_DATA SHOWN_
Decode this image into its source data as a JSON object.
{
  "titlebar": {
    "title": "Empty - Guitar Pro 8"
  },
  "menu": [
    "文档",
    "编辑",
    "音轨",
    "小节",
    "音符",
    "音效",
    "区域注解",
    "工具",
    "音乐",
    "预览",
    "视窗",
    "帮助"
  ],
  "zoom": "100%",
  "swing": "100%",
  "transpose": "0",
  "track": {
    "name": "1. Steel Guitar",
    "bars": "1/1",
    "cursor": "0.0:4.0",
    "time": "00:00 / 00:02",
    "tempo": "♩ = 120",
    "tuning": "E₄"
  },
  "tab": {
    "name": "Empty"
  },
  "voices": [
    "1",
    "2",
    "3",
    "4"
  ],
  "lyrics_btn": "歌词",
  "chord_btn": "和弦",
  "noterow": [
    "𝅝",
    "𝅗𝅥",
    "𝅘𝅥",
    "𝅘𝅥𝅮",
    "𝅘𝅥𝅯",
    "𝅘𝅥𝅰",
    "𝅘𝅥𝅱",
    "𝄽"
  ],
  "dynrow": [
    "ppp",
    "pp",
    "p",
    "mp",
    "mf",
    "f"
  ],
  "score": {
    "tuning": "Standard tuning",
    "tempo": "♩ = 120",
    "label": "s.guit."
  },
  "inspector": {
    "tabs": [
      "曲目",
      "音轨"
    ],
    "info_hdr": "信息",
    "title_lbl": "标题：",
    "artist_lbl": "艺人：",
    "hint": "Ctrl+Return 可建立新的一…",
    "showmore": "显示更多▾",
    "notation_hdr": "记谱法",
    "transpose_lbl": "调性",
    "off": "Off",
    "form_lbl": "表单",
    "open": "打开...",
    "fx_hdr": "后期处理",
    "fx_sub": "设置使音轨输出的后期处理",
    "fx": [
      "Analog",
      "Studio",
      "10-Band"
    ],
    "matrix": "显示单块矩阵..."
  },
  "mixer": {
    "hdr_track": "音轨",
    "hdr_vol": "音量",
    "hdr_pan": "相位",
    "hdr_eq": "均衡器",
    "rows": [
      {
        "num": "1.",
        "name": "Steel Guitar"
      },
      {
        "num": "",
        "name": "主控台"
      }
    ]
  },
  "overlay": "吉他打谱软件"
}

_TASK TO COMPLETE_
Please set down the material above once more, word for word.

_TASK OUTPUT_
Decode this image into its source data as a JSON object.
{
  "titlebar": {
    "title": "Empty - Guitar Pro 8"
  },
  "menu": [
    "文档",
    "编辑",
    "音轨",
    "小节",
    "音符",
    "音效",
    "区域注解",
    "工具",
    "音乐",
    "预览",
    "视窗",
    "帮助"
  ],
  "zoom": "100%",
  "swing": "100%",
  "transpose": "0",
  "track": {
    "name": "1. Steel Guitar",
    "bars": "1/1",
    "cursor": "0.0:4.0",
    "time": "00:00 / 00:02",
    "tempo": "♩ = 120",
    "tuning": "E₄"
  },
  "tab": {
    "name": "Empty"
  },
  "voices": [
    "1",
    "2",
    "3",
    "4"
  ],
  "lyrics_btn": "歌词",
  "chord_btn": "和弦",
  "noterow": [
    "𝅝",
    "𝅗𝅥",
    "𝅘𝅥",
    "𝅘𝅥𝅮",
    "𝅘𝅥𝅯",
    "𝅘𝅥𝅰",
    "𝅘𝅥𝅱",
    "𝄽"
  ],
  "dynrow": [
    "ppp",
    "pp",
    "p",
    "mp",
    "mf",
    "f"
  ],
  "score": {
    "tuning": "Standard tuning",
    "tempo": "♩ = 120",
    "label": "s.guit."
  },
  "inspector": {
    "tabs": [
      "曲目",
      "音轨"
    ],
    "info_hdr": "信息",
    "title_lbl": "标题：",
    "artist_lbl": "艺人：",
    "hint": "Ctrl+Return 可建立新的一…",
    "showmore": "显示更多▾",
    "notation_hdr": "记谱法",
    "transpose_lbl": "调性",
    "off": "Off",
    "form_lbl": "表单",
    "open": "打开...",
    "fx_hdr": "后期处理",
    "fx_sub": "设置使音轨输出的后期处理",
    "fx": [
      "Analog",
      "Studio",
      "10-Band"
    ],
    "matrix": "显示单块矩阵..."
  },
  "mixer": {
    "hdr_track": "音轨",
    "hdr_vol": "音量",
    "hdr_pan": "相位",
    "hdr_eq": "均衡器",
    "rows": [
      {
        "num": "1.",
        "name": "Steel Guitar"
      },
      {
        "num": "",
        "name": "主控台"
      }
    ]
  },
  "overlay": "吉他打谱软件"
}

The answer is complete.